ASSIGNMENT —
Pick each line containing the word "福井放送" out of the data below.

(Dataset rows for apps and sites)
......

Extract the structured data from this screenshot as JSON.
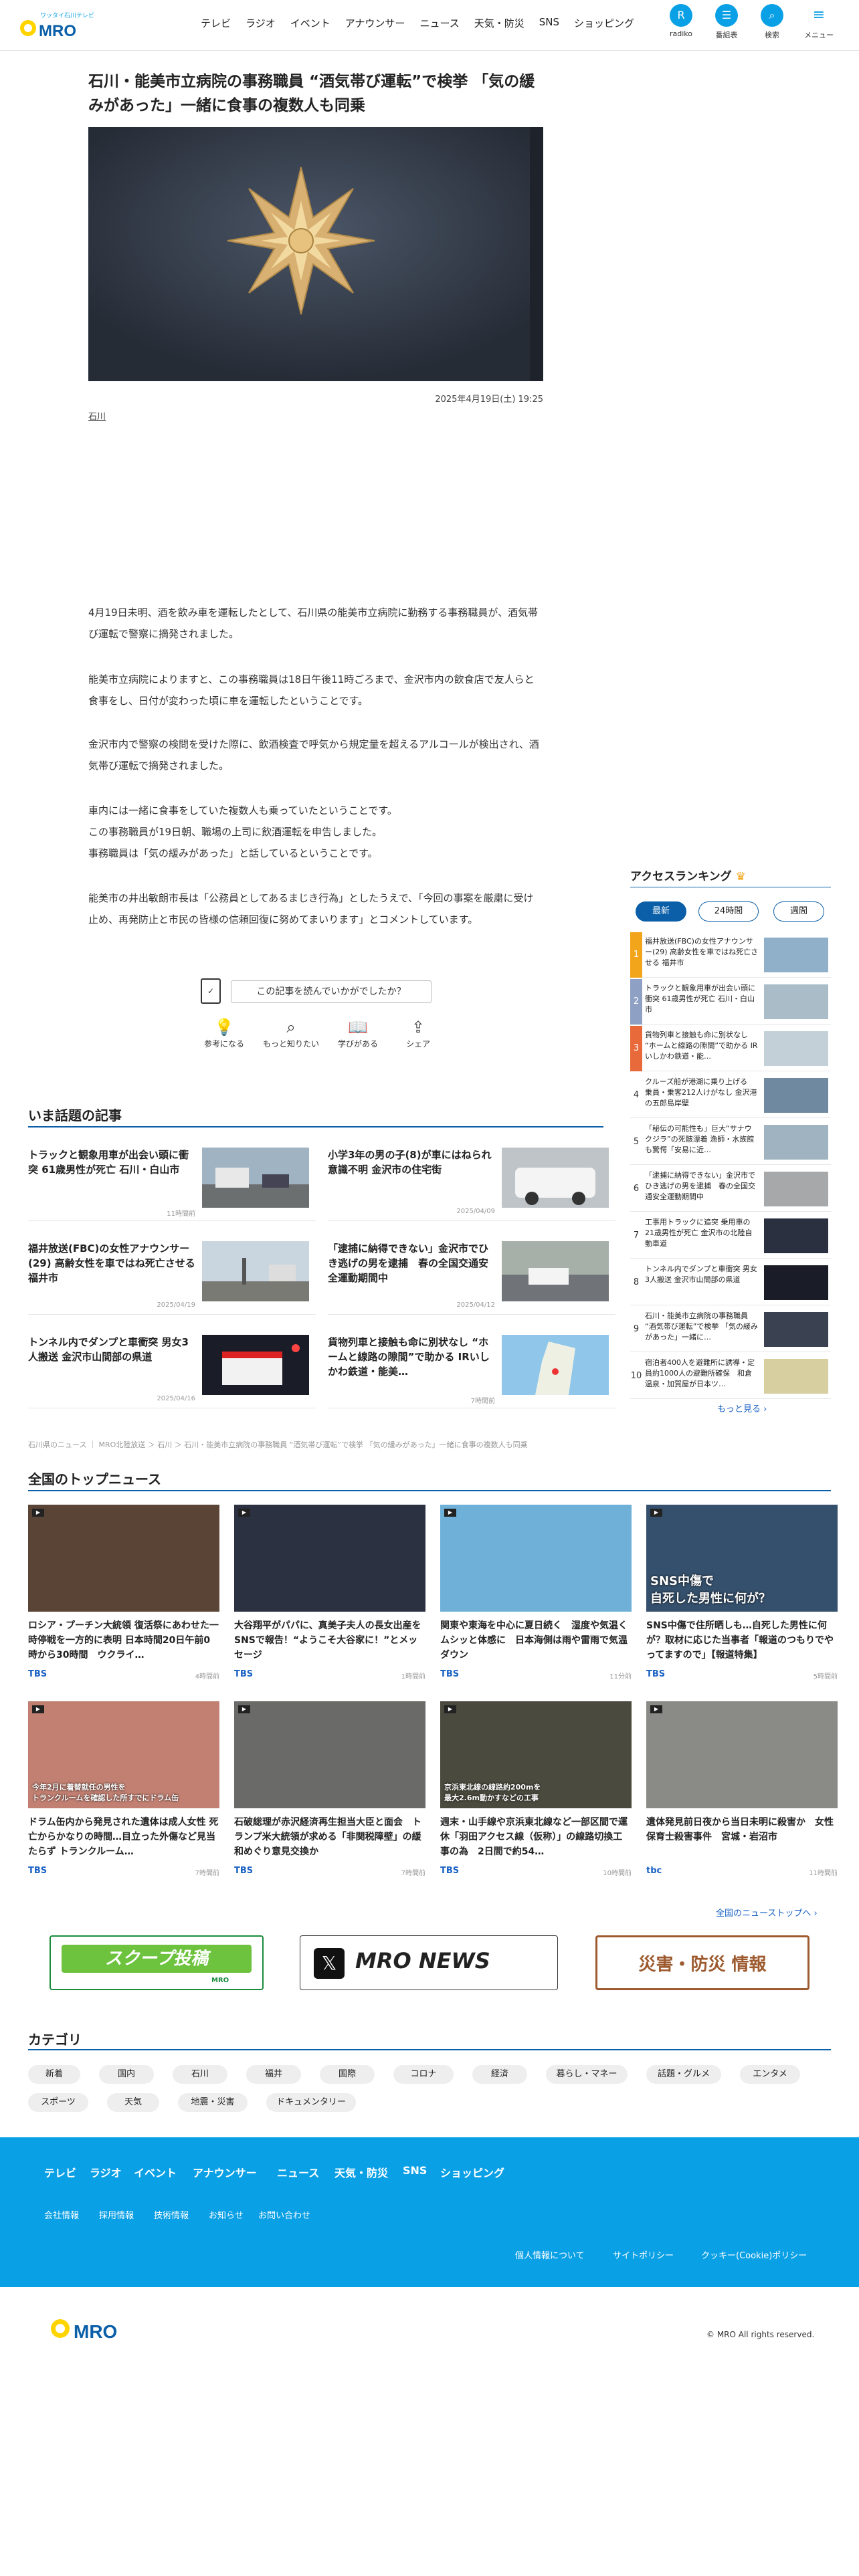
{
  "header": {
    "logo_text": "MRO",
    "logo_sub": "ワッタイ石川テレビ",
    "nav": [
      "テレビ",
      "ラジオ",
      "イベント",
      "アナウンサー",
      "ニュース",
      "天気・防災",
      "SNS",
      "ショッピング"
    ],
    "icons": [
      {
        "label": "radiko",
        "icon": "radiko-icon"
      },
      {
        "label": "番組表",
        "icon": "program-icon"
      },
      {
        "label": "検索",
        "icon": "search-icon"
      },
      {
        "label": "メニュー",
        "icon": "menu-icon"
      }
    ]
  },
  "article": {
    "title": "石川・能美市立病院の事務職員 “酒気帯び運転”で検挙 「気の緩みがあった」一緒に食事の複数人も同乗",
    "date": "2025年4月19日(土) 19:25",
    "tag": "石川",
    "paragraphs": [
      "4月19日未明、酒を飲み車を運転したとして、石川県の能美市立病院に勤務する事務職員が、酒気帯び運転で警察に摘発されました。",
      "能美市立病院によりますと、この事務職員は18日午後11時ごろまで、金沢市内の飲食店で友人らと食事をし、日付が変わった頃に車を運転したということです。",
      "金沢市内で警察の検問を受けた際に、飲酒検査で呼気から規定量を超えるアルコールが検出され、酒気帯び運転で摘発されました。",
      "車内には一緒に食事をしていた複数人も乗っていたということです。\nこの事務職員が19日朝、職場の上司に飲酒運転を申告しました。\n事務職員は「気の緩みがあった」と話しているということです。",
      "能美市の井出敏朗市長は「公務員としてあるまじき行為」としたうえで、「今回の事案を厳粛に受け止め、再発防止と市民の皆様の信頼回復に努めてまいります」とコメントしています。"
    ],
    "survey_label": "この記事を読んでいかがでしたか？",
    "reactions": [
      "参考になる",
      "もっと知りたい",
      "学びがある",
      "シェア"
    ]
  },
  "trending": {
    "heading": "いま話題の記事",
    "items": [
      {
        "title": "トラックと観象用車が出会い頭に衝突 61歳男性が死亡 石川・白山市",
        "date": "11時間前"
      },
      {
        "title": "小学3年の男の子(8)が車にはねられ意識不明 金沢市の住宅街",
        "date": "2025/04/09"
      },
      {
        "title": "福井放送(FBC)の女性アナウンサー(29) 高齢女性を車ではね死亡させる 福井市",
        "date": "2025/04/19"
      },
      {
        "title": "「逮捕に納得できない」金沢市でひき逃げの男を逮捕　春の全国交通安全運動期間中",
        "date": "2025/04/12"
      },
      {
        "title": "トンネル内でダンプと車衝突 男女3人搬送 金沢市山間部の県道",
        "date": "2025/04/16"
      },
      {
        "title": "貨物列車と接触も命に別状なし “ホームと線路の隙間”で助かる IRいしかわ鉄道・能美…",
        "date": "7時間前"
      }
    ]
  },
  "ranking": {
    "heading": "アクセスランキング",
    "tabs": [
      "最新",
      "24時間",
      "週間"
    ],
    "items": [
      {
        "rank": "1",
        "title": "福井放送(FBC)の女性アナウンサー(29) 高齢女性を車ではね死亡させる 福井市"
      },
      {
        "rank": "2",
        "title": "トラックと観象用車が出会い頭に衝突 61歳男性が死亡 石川・白山市"
      },
      {
        "rank": "3",
        "title": "貨物列車と接触も命に別状なし “ホームと線路の隙間”で助かる IRいしかわ鉄道・能…"
      },
      {
        "rank": "4",
        "title": "クルーズ船が港湖に乗り上げる　乗員・乗客212人けがなし 金沢港の五郎島岸壁"
      },
      {
        "rank": "5",
        "title": "「秘伝の可能性も」巨大“サナウクジラ”の死骸漂着 漁師・水族館も驚愕「安易に近…"
      },
      {
        "rank": "6",
        "title": "「逮捕に納得できない」金沢市でひき逃げの男を逮捕　春の全国交通安全運動期間中"
      },
      {
        "rank": "7",
        "title": "工事用トラックに追突 乗用車の21歳男性が死亡 金沢市の北陸自動車道"
      },
      {
        "rank": "8",
        "title": "トンネル内でダンプと車衝突 男女3人搬送 金沢市山間部の県道"
      },
      {
        "rank": "9",
        "title": "石川・能美市立病院の事務職員 “酒気帯び運転”で検挙 「気の緩みがあった」一緒に…"
      },
      {
        "rank": "10",
        "title": "宿泊者400人を避難所に誘導・定員約1000人の避難所確保　和倉温泉・加賀屋が日本ツ…"
      }
    ],
    "more": "もっと見る"
  },
  "breadcrumb": "石川県のニュース ｜ MRO北陸放送 ＞ 石川 ＞ 石川・能美市立病院の事務職員 “酒気帯び運転”で検挙 「気の緩みがあった」一緒に食事の複数人も同乗",
  "national": {
    "heading": "全国のトップニュース",
    "items": [
      {
        "title": "ロシア・プーチン大統領 復活祭にあわせた一時停戦を一方的に表明 日本時間20日午前0時から30時間　ウクライ…",
        "source": "TBS",
        "date": "4時間前"
      },
      {
        "title": "大谷翔平がパパに、真美子夫人の長女出産をSNSで報告！“ようこそ大谷家に！”とメッセージ",
        "source": "TBS",
        "date": "1時間前"
      },
      {
        "title": "関東や東海を中心に夏日続く　湿度や気温くムシッと体感に　日本海側は雨や雷雨で気温ダウン",
        "source": "TBS",
        "date": "11分前"
      },
      {
        "title": "SNS中傷で住所晒しも…自死した男性に何が？取材に応じた当事者「報道のつもりでやってますので」【報道特集】",
        "source": "TBS",
        "date": "5時間前"
      },
      {
        "title": "ドラム缶内から発見された遺体は成人女性 死亡からかなりの時間…目立った外傷など見当たらず トランクルーム…",
        "source": "TBS",
        "date": "7時間前"
      },
      {
        "title": "石破総理が赤沢経済再生担当大臣と面会　トランプ米大統領が求める「非関税障壁」の緩和めぐり意見交換か",
        "source": "TBS",
        "date": "7時間前"
      },
      {
        "title": "週末・山手線や京浜東北線など一部区間で運休「羽田アクセス線（仮称）」の線路切換工事の為　2日間で約54…",
        "source": "TBS",
        "date": "10時間前"
      },
      {
        "title": "遺体発見前日夜から当日未明に殺害か　女性保育士殺害事件　宮城・岩沼市",
        "source": "tbc",
        "date": "11時間前"
      }
    ],
    "thumb_overlays": [
      "",
      "",
      "",
      "SNS中傷で\n自死した男性に何が？",
      "今年2月に着替就任の男性を\nトランクルームを確認した所すでにドラム缶",
      "",
      "京浜東北線の線路約200mを\n最大2.6m動かすなどの工事",
      ""
    ],
    "more": "全国のニューストップへ"
  },
  "banners": [
    "スクープ投稿",
    "MRO NEWS",
    "災害・防災 情報"
  ],
  "banner_sub": "MRO",
  "category": {
    "heading": "カテゴリ",
    "items": [
      "新着",
      "国内",
      "石川",
      "福井",
      "国際",
      "コロナ",
      "経済",
      "暮らし・マネー",
      "話題・グルメ",
      "エンタメ",
      "スポーツ",
      "天気",
      "地震・災害",
      "ドキュメンタリー"
    ]
  },
  "footer": {
    "nav": [
      "テレビ",
      "ラジオ",
      "イベント",
      "アナウンサー",
      "ニュース",
      "天気・防災",
      "SNS",
      "ショッピング"
    ],
    "sub": [
      "会社情報",
      "採用情報",
      "技術情報",
      "お知らせ",
      "お問い合わせ"
    ],
    "legal": [
      "個人情報について",
      "サイトポリシー",
      "クッキー(Cookie)ポリシー"
    ],
    "copyright": "© MRO All rights reserved."
  },
  "colors": {
    "accent": "#0aa0e6",
    "navy": "#0a5fa8",
    "rank1": "#f2a51b",
    "rank2": "#8ea0c4",
    "rank3": "#e8693a",
    "rankN": "#333333"
  }
}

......

RESPONSE BOX —
        "title": "福井放送(FBC)の女性アナウンサー(29) 高齢女性を車ではね死亡させる 福井市",
        "title": "福井放送(FBC)の女性アナウンサー(29) 高齢女性を車ではね死亡させる 福井市"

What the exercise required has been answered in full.